Once your character (inevitably) dies, you’ll be able to visit your local tavern. Here you can honor your brave warriors of old with a customizable burial plot, visit the tailor and purchase new skins for the virtual controller, or talk to the barkeep about hiring some new heroes. The latter of these is a must in experiencing all the different play-styles the game has to offer, and having a selection of unique characters to choose from keeps the game fresh and interesting for assault after assault. Everything in the tavern is bought with Fame Points which are gained by progressing through the game and beating challenges, or through in-app purchases. Despite my earlier stated opinions on micro-transactions, I have to say their inclusion in Slayin means very little. They allow the purchasing of aesthetic items and new play-styles more quickly than they would otherwise be earned in-game, but otherwise have no impact on the game’s progression. It’s an example of in-app purchases done well- they allow the player to save time, the developer to gain money, but in no way spoil or unbalance the game.

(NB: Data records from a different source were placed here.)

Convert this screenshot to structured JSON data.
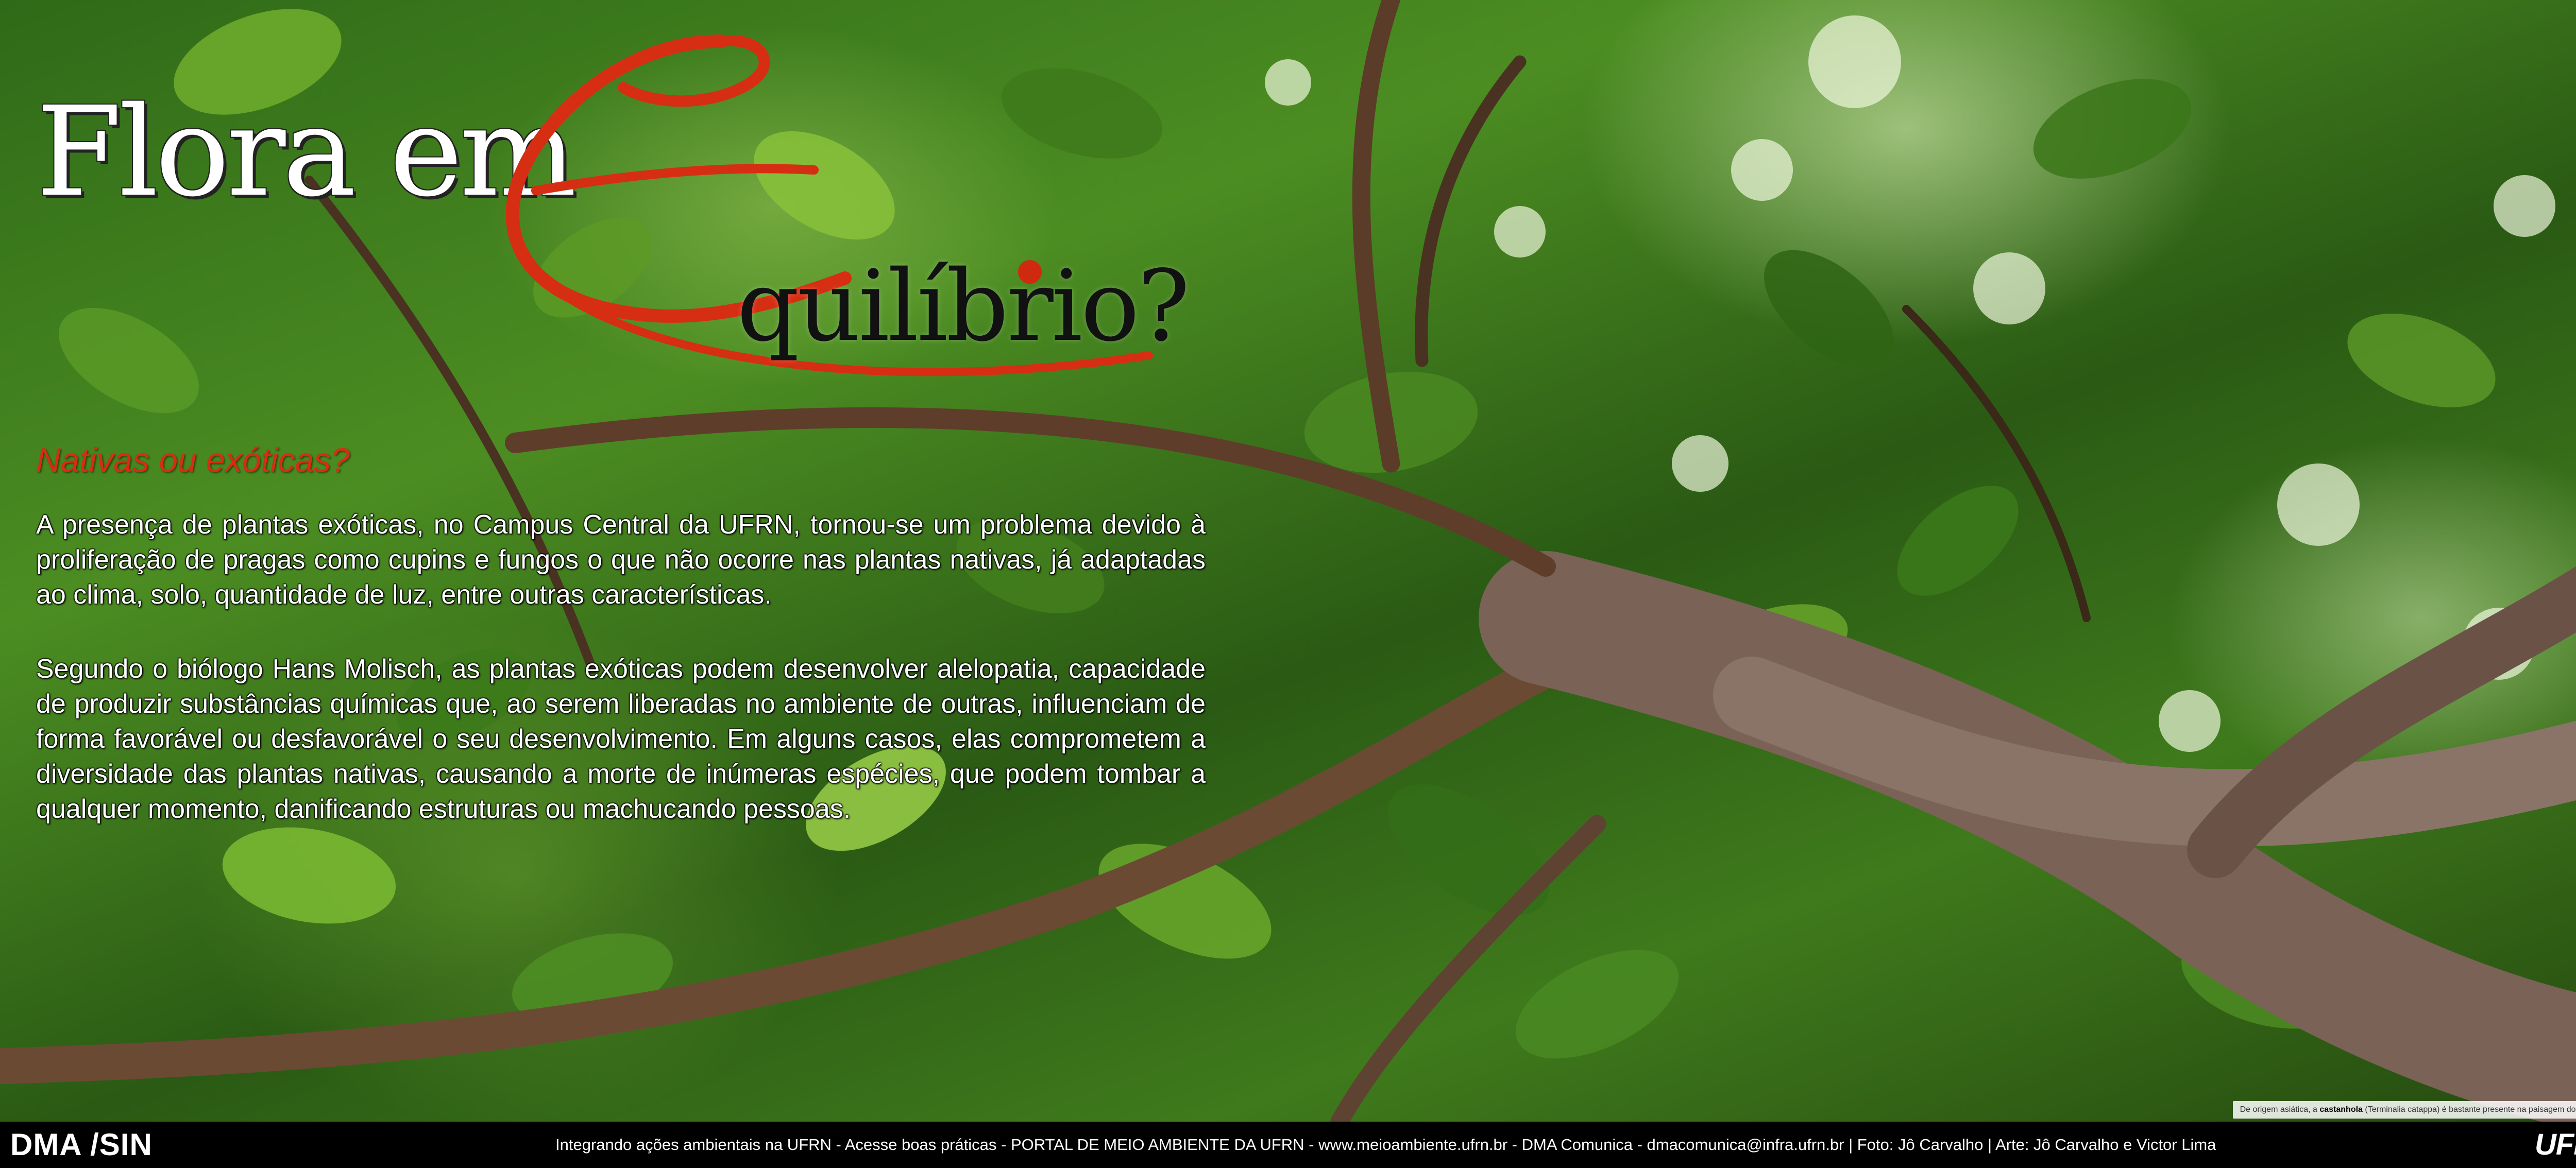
{
  "title": {
    "part1": "Flora em",
    "big_letter": "E",
    "part2": "quilíbrio?"
  },
  "subtitle": "Nativas ou exóticas?",
  "paragraphs": [
    "A presença de plantas exóticas, no Campus Central da UFRN, tornou-se um problema devido à proliferação de pragas como cupins e fungos o que não ocorre nas plantas nativas, já adaptadas ao clima, solo, quantidade de luz, entre outras características.",
    "Segundo o biólogo Hans Molisch, as plantas exóticas podem desenvolver alelopatia, capacidade de produzir substâncias químicas que, ao serem liberadas no ambiente de outras, influenciam de forma favorável ou desfavorável o seu desenvolvimento. Em alguns casos, elas comprometem a diversidade das plantas nativas, causando a morte de inúmeras espécies, que podem tombar a qualquer momento, danificando estruturas ou machucando pessoas."
  ],
  "caption": {
    "prefix": "De origem asiática, a",
    "plant": "castanhola",
    "suffix": "(Terminalia catappa) é bastante presente na paisagem do Campus."
  },
  "footer": {
    "brand": "DMA /SIN",
    "text": "Integrando ações ambientais na UFRN - Acesse boas práticas - PORTAL DE MEIO AMBIENTE DA UFRN - www.meioambiente.ufrn.br - DMA Comunica - dmacomunica@infra.ufrn.br | Foto: Jô Carvalho | Arte: Jô Carvalho e Victor Lima",
    "logo": "UFRN"
  },
  "colors": {
    "accent_red": "#d62e12",
    "footer_bg": "#000000",
    "text_white": "#ffffff"
  }
}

The aesthetic of Slayin pays tribute to classic SNES era rpgs with colorful sprite art, simple animation and classic monster design. The music, with its chip-tune sound, is a particular joy, and the inclusion of new music to choose from in the 2.0 update is very welcome.

Slayin is the kind of game that crops up every now and again on the appstore that I love to see. It’s simple, well presented and fun. It’s a game that requires genuine skill to play and complete, but still brings you back after you’ve beaten that boss. If you’re looking for something to challenge you and occupy your mind, whether for a few minutes or even a hour or two, Slayin comes highly recommended.